Mentions: A control radiograph taken to confirm the sample preparation for the next stage.


Radiological Evaluation of Penetration of the Irrigant according to Three Endodontic Irrigation Techniques.

Dhaimy S, Imdary S, Dhoum S, Benkiran I, El Ouazzani A - Int J Dent (2016)

Irrigation with endodontic syringe.
© Copyright Policy - open-access
Related In: Results  -  Collection

Show All Figures
getmorefigures.php?uid=PMC4940559&req=5

fig5: Irrigation with endodontic syringe.
Mentions: A control radiograph taken to confirm the sample preparation for the next stage.

Bottom Line: Results.Conclusion.Adding manual activation to the irrigant improved the result by 20%.

View Article: PubMed Central - PubMed

Affiliation: School of Dentistry of Casablanca, Abou Al Alaa Zahar Street 21100, Mers Sultan, Casablanca, Morocco.
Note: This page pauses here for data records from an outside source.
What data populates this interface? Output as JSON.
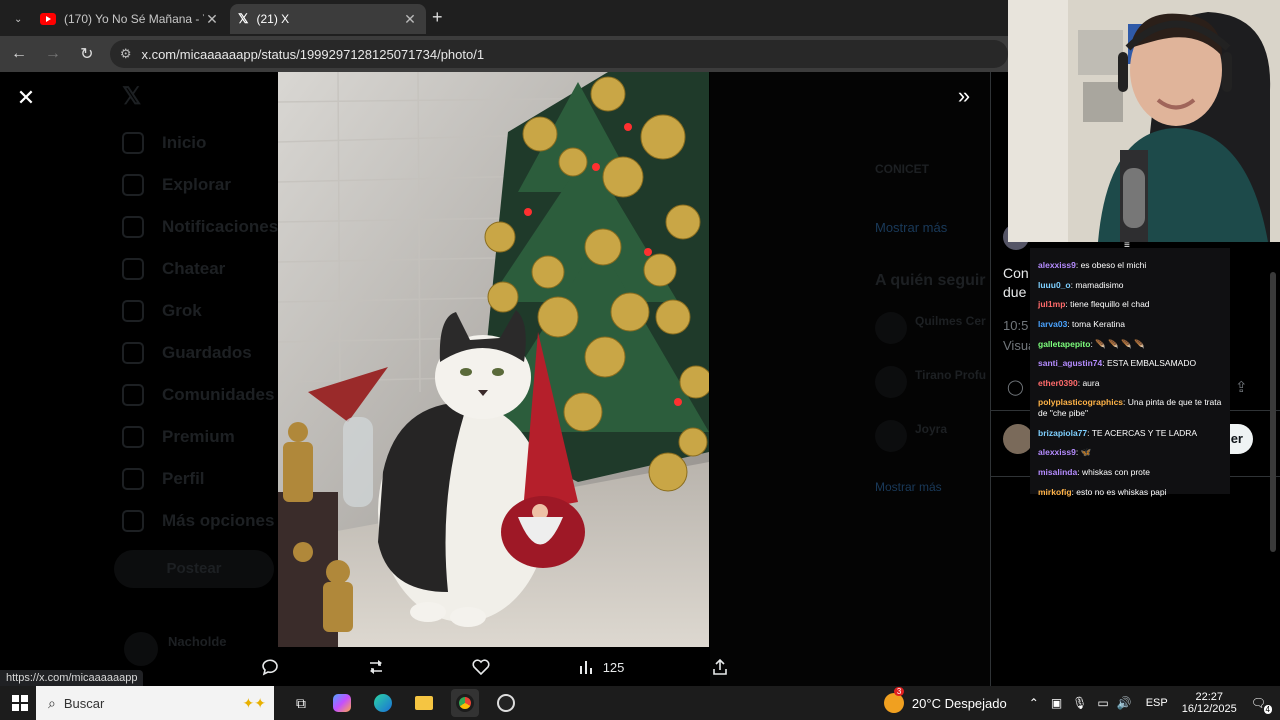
{
  "browser": {
    "tabs": [
      {
        "title": "(170) Yo No Sé Mañana - YouTube",
        "icon": "youtube-icon",
        "active": false
      },
      {
        "title": "(21) X",
        "icon": "x-logo-icon",
        "active": true
      }
    ],
    "url": "x.com/micaaaaaapp/status/1999297128125071734/photo/1",
    "status_url": "https://x.com/micaaaaaapp"
  },
  "sidebar": {
    "items": [
      "Inicio",
      "Explorar",
      "Notificaciones",
      "Chatear",
      "Grok",
      "Guardados",
      "Comunidades",
      "Premium",
      "Perfil",
      "Más opciones"
    ],
    "post_button": "Postear",
    "account_name": "Nacholde"
  },
  "trending": {
    "who_to_follow": "A quién seguir",
    "follow_names": [
      "Quilmes Cer",
      "Tirano Profu",
      "Joyra"
    ],
    "conicet": "CONICET",
    "show_more": "Mostrar más"
  },
  "post": {
    "text_partial": [
      "Con",
      "due"
    ],
    "time_partial": "10:5",
    "views_partial": "Visua",
    "reply_partial": "er"
  },
  "actions": {
    "views": "125"
  },
  "chat": [
    {
      "user": "alexxiss9",
      "color": "#b58cff",
      "text": "es obeso el michi"
    },
    {
      "user": "luuu0_o",
      "color": "#7fd0ff",
      "text": "mamadisimo"
    },
    {
      "user": "jul1mp",
      "color": "#ff6b6b",
      "text": "tiene flequillo el chad"
    },
    {
      "user": "larva03",
      "color": "#4aa3ff",
      "text": "toma Keratina"
    },
    {
      "user": "galletapepito",
      "color": "#7dff7d",
      "text": "🪶 🪶 🪶 🪶"
    },
    {
      "user": "santi_agustin74",
      "color": "#b58cff",
      "text": "ESTA EMBALSAMADO"
    },
    {
      "user": "ether0390",
      "color": "#ff6b6b",
      "text": "aura"
    },
    {
      "user": "polyplasticographics",
      "color": "#ffb347",
      "text": "Una pinta de que te trata de \"che pibe\""
    },
    {
      "user": "brizapiola77",
      "color": "#7fd0ff",
      "text": "TE ACERCAS Y TE LADRA"
    },
    {
      "user": "alexxiss9",
      "color": "#b58cff",
      "text": "🦋"
    },
    {
      "user": "misalinda",
      "color": "#b58cff",
      "text": "whiskas con prote"
    },
    {
      "user": "mirkofig",
      "color": "#ffb347",
      "text": "esto no es whiskas papi"
    }
  ],
  "taskbar": {
    "search_placeholder": "Buscar",
    "weather": "20°C  Despejado",
    "weather_badge": "3",
    "language": "ESP",
    "time": "22:27",
    "date": "16/12/2025",
    "notif_count": "4"
  }
}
ABSTRACT
Introduction. This experimental study is to compare radiographs based on the penetration depth of the irrigant following three final irrigation techniques. Material and Method. A sample of sixty teeth with single roots were prepared with stainless steel K files followed by mechanized Ni-Ti files iRace® under irrigation with 2.5% sodium hypochlorite. Radiopaque solution was utilized to measure the penetration depth of the irrigant. Three irrigation techniques were performed during this study: (i) passive irrigation, (ii) manually activated irrigation, and (iii) passive irrigation with an endodontic needle CANAL CLEAN®. Radiographs were performed to measure the length of irrigant penetration in each technique. Results. In comparison, passive irrigation with a conventional syringe showed infiltration of the irrigant by an average of 0.682 ± 0.105, whereas the manually activated irrigation technique indicated an average of 0.876 ± 0.066 infiltration. Irrigation with an endodontic syringe showed an average infiltration of 0.910 ± 0.043. The results revealed highly significant difference between the three irrigation techniques (α = 5%). Conclusion. Adding manual activation to the irrigant improved the result by 20%. This study indicates that passive irrigation with an endodontic needle has proved to be the most effective irrigation technique of the canal system.

No MeSH data available.


Related in: MedlinePlus